Zinedine Zidane says no Liverpool player deserves to win the title more than Gerrard, ranked by the French luminary with Paul Scholes as the two best English players of their generation. Reinvented as more of a deep-lying "quarter-back" by Brendan Rodgers this season, Gerrard has the nous to protect a somewhat fragile defence while the anchoring role suits his glorious passing range. Would Jordan Henderson's dramatic transformation into one of England's most in-form midfielders have happened so swiftly were he not playing alongside Gerrard?
Yaya Touré (Manchester City)
Twenty-two goals in 45 appearances this season speak volumes for City's midfield dynamo. A total footballer capable of operating at centre-half in an emergency, Touré simply swashbuckles his way through opposing teams. This Ivory Coast force of nature claims African players are underappreciated in Europe but no one who has played against him is likely to be guilty of doing that. Combines intense power with extreme elegance. Tellingly, City invariably look a far poorer team without him.
Aaron Ramsey (Arsenal)
Fourteen goals in 33 appearances for Arsenal this season explain why, with regret, Southampton's Adam Lallana has been edged out of this XI. Not to mention why Ramsey rather than Mesut Özil or Jack Wilshere has emerged as Arsène Wenger's main midfield man. Before this campaign merely holding down a first-team place at the Emirates promised to be an achievement in itself for the Welshman. Nowadays Özil looks lost without Ramsey by his side. And he is still only 23.
David Silva (Manchester City)
"David is the one who makes us play better. He is the one who has everything." So said Silva's City team-mate Pablo Zabaleta. Like Yaya Touré, the Gran Canaria-born creator is nigh indispensable to Manuel Pellegrini's side. A classic between-the-lines attacker, the Spain playmaker dubbed "Merlin" by Mancunian team-mates, a 28-year-old at the peak of his powers, joins the dots at the Etihad. It speaks volumes that, when Silva is absent injured, City have an unfortunate habit of dropping points.
Eden Hazard (Chelsea)
Seventeen goals for Chelsea this season emphasise Hazard's importance to José Mourinho's side. A fantasy player in a high quality yet sometimes boringly functional team, Belgium's talisman is probably responsible for selling a lot of season tickets – not to mention satellite television subscriptions. Not lacking confidence, he claims he can be as good as Cristiano Ronaldo and Lionel Messi in a couple of years. It should be fun watching the 23-year-old try.
Luis Suárez (Liverpool)
His 30 goals in 30 league appearances for Liverpool this season go a long way towards explaining why Brendan Rodgers' side are challenging for the title. An insidious, mobile and ultra intelligent forward, the Uruguayan is now benefiting from having played in an assortment of attacking positions at Ajax.
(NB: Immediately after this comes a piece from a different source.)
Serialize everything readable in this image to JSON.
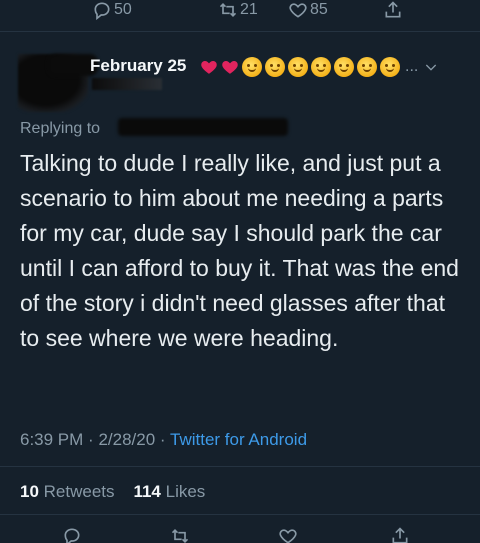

His compatriot and close friend, Gus Poyet, may have been exaggerating when he claimed Liverpool would be mid-table without Suárez but Arsenal might have stayed to the end in the title chase had he joined Arsène Wenger after all and David Moyes may still be Manchester United manager if he had somehow managed to sign him.